Californians in May shot past Gov. Jerry Brown’s water conservation targets in response to the drought emergency — a profound shift in behavior for a state that until recently prized its hot tubs, lush landscaping and spotless cars.
State officials on Wednesday formally adopted new rules governing hydraulic fracturing in California, setting in motion some of the toughest guidelines in the nation for the controversial oil extraction practice.
A Mendocino County lawman and a former marijuana grower defended small-scale cannabis cultivation Wednesday at a legislative hearing on the impact of the drought and marijuana on North Coast fisheries.
In a rare bit of encouraging news in a state gripped by drought, regulators reported Wednesday that urban Californians reduced their water consumption by 28.9 percent in May from the same month two years ago.
Water use in drought-stricken California plunged by record levels in May, and Gov. Jerry Brown’s administration cited that as proof cities can hit steep summer conservation targets they have blasted as unfair.
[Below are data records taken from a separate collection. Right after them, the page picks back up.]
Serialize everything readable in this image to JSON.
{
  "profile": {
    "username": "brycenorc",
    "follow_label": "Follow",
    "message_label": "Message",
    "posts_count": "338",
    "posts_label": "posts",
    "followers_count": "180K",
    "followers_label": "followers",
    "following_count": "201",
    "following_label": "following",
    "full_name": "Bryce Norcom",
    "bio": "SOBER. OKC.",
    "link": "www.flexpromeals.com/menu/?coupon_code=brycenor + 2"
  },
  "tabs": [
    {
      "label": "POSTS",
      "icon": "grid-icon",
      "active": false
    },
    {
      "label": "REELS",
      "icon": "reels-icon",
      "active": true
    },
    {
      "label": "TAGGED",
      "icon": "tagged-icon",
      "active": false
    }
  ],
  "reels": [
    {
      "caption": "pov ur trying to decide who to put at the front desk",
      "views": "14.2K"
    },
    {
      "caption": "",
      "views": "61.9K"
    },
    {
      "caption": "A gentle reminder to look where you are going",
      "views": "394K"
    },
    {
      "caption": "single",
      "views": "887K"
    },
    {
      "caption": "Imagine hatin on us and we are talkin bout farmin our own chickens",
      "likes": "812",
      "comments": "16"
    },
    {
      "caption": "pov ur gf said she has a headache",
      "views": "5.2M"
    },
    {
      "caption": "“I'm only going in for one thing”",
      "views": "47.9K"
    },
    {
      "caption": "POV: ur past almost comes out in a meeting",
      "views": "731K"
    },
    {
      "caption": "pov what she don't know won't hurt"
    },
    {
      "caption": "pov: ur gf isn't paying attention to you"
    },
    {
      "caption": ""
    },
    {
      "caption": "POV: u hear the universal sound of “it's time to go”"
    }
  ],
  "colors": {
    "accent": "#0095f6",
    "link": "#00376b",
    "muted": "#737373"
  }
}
California residents cut their water use by nearly 29 percent in May compared with the same month in 2013, the steepest reduction since officials began calling for people to conserve last year, according to figures the state released Wednesday.
For the first time, the state hit the 25 percent saving target set by Gov. Jerry Brown, with statewide savings put at 29 percent. But locally, Paradise and Willows cut water use in May by 44 percent, compared to May 2013.
She is Fran Pavley, a pleasant, gray-haired Democratic state senator and former school teacher from Southern California who in conversation does not come across as a firebrand, but can grow passionate about using legislation to protect the environment.
In the wake of the botched rollout of a new billing system at the Los Angeles Department of Water and Power that sent inaccurate bills to many customers, a new report by a watchdog agency says the city must make a host of changes to speed up hiring and contracting to prevent similar problems in the future.
Results of the most recent testing of recycled oil field wastewater that Chevron sells to Kern County farmers for irrigation showed no traces of methylene chloride, an industrial solvent that had appeared in previous testing conducted by a clean water advocacy group.
A controversial proposal to build a hydropower plant in the shadow of Joshua Tree National Park cleared a major hurdle Wednesday, in a surprising development that frustrated conservationists but encouraged some renewable energy advocates.
One of the city’s more tranquil Delta settings would be the scene of two years of intense construction work, and would have a decidedly different look for decades into the future if a plan to build a floodgate near the mouth of Smith Canal moves forward.
Toilets are taken for granted in the industrialized West, but still are a luxury for a third of the world’s people who have no access to them, according to a report by the World Health Organization and UNICEF.
How good are Arizona’s legal rights to the Colorado River “if Lake Mead is at dead pool!!!!” asks Patricia Mulroy, the former water boss for the Las Vegas area who has wielded enormous influence over the years over management of the Colorado River and over Las Vegas’ growth, water use and conservation.
Environmentalists Tuesday called on Gov. Jerry Brown to halt plans for months of hydraulic fracturing in the waters off Southern California, warning that it could lead to chemical pollution or an oil spill.